When you're a victim in China, just grin and bear it
IN China, victims -- whether of natural disasters, of criminals or of government malfeasance -- should always keep one thing in mind: things could get worse, much worse. If they try to seek justice by going to court, lodging a complaint or talking to the media, they are likely to be treated like criminals themselves.
Thus, parents of the thousands of children who died in poorly constructed schools during the 2008 Sichuan earthquake came under pressure to sign contracts under which they would receive compensation in return for their silence. Those who refused to sign got nothing.
A teacher, Liu Shaokun, who took photos of collapsed school buildings and put them online, was accused of disseminating rumours and destroying social order and sentenced to a year of re-education through labour, an administrative punishment.
An activist, Huang Qi, who criticised the government's response to the earthquake, was sentenced to three years in prison.
Last month, two female students at Hebei University were struck by a car driven by Li Qiming, whose father, Li Gang, is deputy director of the public security bureau.
The younger Li drove away without stopping and, when caught, said simply: "My father is Li Gang". That was all the protection he needed, a powerful father.
One of the two women, 20-year-old Chen Xiaofeng, died and her father, Chen Guangqian, now lives in fear.
"We don't have any connections," he reportedly said in an interview. "We won't be able to just find anyone we want. It's also hard for us to find evidence and information."
The Chen family has come under pressure to accept compensation -- and keep quiet.
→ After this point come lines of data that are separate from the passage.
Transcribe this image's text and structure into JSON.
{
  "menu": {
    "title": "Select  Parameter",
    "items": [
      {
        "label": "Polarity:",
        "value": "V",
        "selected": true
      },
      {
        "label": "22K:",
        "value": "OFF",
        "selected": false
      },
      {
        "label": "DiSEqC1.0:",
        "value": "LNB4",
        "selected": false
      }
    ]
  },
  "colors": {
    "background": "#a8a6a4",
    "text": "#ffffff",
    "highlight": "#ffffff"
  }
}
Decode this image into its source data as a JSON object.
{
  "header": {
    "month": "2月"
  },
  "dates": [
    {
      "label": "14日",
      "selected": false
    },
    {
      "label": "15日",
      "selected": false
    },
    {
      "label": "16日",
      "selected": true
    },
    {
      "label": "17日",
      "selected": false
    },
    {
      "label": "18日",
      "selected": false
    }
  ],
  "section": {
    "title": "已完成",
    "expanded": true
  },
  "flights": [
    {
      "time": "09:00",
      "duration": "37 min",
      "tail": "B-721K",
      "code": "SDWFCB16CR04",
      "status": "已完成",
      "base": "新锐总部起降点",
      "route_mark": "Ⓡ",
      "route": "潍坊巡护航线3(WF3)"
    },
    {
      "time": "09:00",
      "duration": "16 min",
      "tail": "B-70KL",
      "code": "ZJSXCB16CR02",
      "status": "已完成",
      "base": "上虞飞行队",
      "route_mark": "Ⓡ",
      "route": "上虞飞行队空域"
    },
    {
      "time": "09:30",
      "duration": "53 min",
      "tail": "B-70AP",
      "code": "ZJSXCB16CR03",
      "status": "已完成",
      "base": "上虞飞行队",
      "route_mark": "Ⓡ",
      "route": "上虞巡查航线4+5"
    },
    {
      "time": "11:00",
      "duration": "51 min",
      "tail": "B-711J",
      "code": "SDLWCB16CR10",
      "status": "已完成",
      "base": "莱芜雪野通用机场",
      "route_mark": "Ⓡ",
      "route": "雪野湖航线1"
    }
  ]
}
According to Chen's lawyer, Zhang Kai, a gag order has been issued and not a single witness who saw the accident has stepped forward.
Last week, Zhao Lianhai, widely considered a hero for having campaigned on behalf of the hundreds of thousands of babies sickened by drinking tainted milk -- at least six of whom died -- was sentenced to 21/2 years in prison. What was his crime?
Zhao himself was a victim. His infant son drank Sanlu Group milk, laced with the chemical melamine to make it look as though it was high in protein and, as a result, the baby developed a kidney stone in 2008.
The Beijing native, after realising that there was a huge number of victims, worked to bring them together so that they could exchange information and join forces to seek justice. He created a website called "Home for Kidney Stone Babies" and urged aggrieved parents not to accept a compensation plan endorsed by the government.
Under the plan, payments would stop when a victim turned 18. But, Zhao argued, no one knows the long-term impact of melamine poisoning. What if they should be sick after they turn 18?
Zhao organised a meeting in a restaurant for parents of afflicted children. He also took part in several protests outside courthouses when cases were heard against milk companies. He held up small signs that said "Return health to our children" and "We want justice".
It was for these activities that he was arrested. He was charged with "picking quarrels and provoking trouble".
Certainly, the Chinese government was not responsible for the Sichuan earthquake. It also cannot be held liable for traffic accidents, even when the perpetrators are children of powerful officials.
But it has a responsibility to protect the welfare of its citizens and, in the Sanlu milk case, it failed miserably. For one thing, it exempted the company from inspections. How can any responsible government do that?
Then, when victimised parents organised to protest, the government treated them as the enemy, with threats and harassment, followed by arrest and imprisonment.
It appears that any attempt to seek justice in China, no matter how valid your cause, will be opposed by the government, which sees any organised protest as a threat.
This is a government that is even-handed. It will treat criminal and victim alike, meting out stern punishment to both. Thus, it executed several people responsible for the milk scandal and threw others in prison. But it has shown that it can be similarly tough with the victims of such criminals, throwing them in prison, too, if they make too much of a fuss.
In the government's eyes, anyone with a grievance is a potential troublemaker.
So, when you're a victim in China, just grin and bear it. Remember, fighting for justice will simply make things much worse.
Read the rest here.
Over here in our blessed country there are people here who wants to collect 100,000 signatures to force the Government to call for a Royal Commission of Inquiry to investigate the death of Teoh Beng Hock even though the inquest to the cause of his death had just ended and the Coroner has yet to announce his findings, read here.
What a difference between the two countries which are poles apart on how their Government treat their citizens or rather should I say how their citizen treat their Government.
Malaysia is indeed a great place to live.